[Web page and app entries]
◇ ◇ ◇ ◇ ◇

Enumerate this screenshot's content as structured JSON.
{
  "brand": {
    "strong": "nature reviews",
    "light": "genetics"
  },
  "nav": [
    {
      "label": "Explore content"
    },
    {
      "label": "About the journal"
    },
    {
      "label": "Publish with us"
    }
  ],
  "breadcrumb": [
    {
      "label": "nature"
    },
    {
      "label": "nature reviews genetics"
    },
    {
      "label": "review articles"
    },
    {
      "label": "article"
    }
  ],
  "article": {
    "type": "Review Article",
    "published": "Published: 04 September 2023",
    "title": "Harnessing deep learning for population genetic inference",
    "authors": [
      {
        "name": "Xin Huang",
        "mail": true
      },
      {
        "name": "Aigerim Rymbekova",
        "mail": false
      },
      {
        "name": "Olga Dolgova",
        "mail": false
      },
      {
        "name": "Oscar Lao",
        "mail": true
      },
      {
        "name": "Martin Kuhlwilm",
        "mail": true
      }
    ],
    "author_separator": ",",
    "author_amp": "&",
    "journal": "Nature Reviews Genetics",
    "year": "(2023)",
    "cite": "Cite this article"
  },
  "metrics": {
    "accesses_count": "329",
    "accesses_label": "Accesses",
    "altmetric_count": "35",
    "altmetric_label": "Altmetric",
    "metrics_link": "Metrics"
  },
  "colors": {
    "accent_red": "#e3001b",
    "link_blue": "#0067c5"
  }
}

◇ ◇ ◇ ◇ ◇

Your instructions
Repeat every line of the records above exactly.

Exercise solution
Enumerate this screenshot's content as structured JSON.
{
  "brand": {
    "strong": "nature reviews",
    "light": "genetics"
  },
  "nav": [
    {
      "label": "Explore content"
    },
    {
      "label": "About the journal"
    },
    {
      "label": "Publish with us"
    }
  ],
  "breadcrumb": [
    {
      "label": "nature"
    },
    {
      "label": "nature reviews genetics"
    },
    {
      "label": "review articles"
    },
    {
      "label": "article"
    }
  ],
  "article": {
    "type": "Review Article",
    "published": "Published: 04 September 2023",
    "title": "Harnessing deep learning for population genetic inference",
    "authors": [
      {
        "name": "Xin Huang",
        "mail": true
      },
      {
        "name": "Aigerim Rymbekova",
        "mail": false
      },
      {
        "name": "Olga Dolgova",
        "mail": false
      },
      {
        "name": "Oscar Lao",
        "mail": true
      },
      {
        "name": "Martin Kuhlwilm",
        "mail": true
      }
    ],
    "author_separator": ",",
    "author_amp": "&",
    "journal": "Nature Reviews Genetics",
    "year": "(2023)",
    "cite": "Cite this article"
  },
  "metrics": {
    "accesses_count": "329",
    "accesses_label": "Accesses",
    "altmetric_count": "35",
    "altmetric_label": "Altmetric",
    "metrics_link": "Metrics"
  },
  "colors": {
    "accent_red": "#e3001b",
    "link_blue": "#0067c5"
  }
}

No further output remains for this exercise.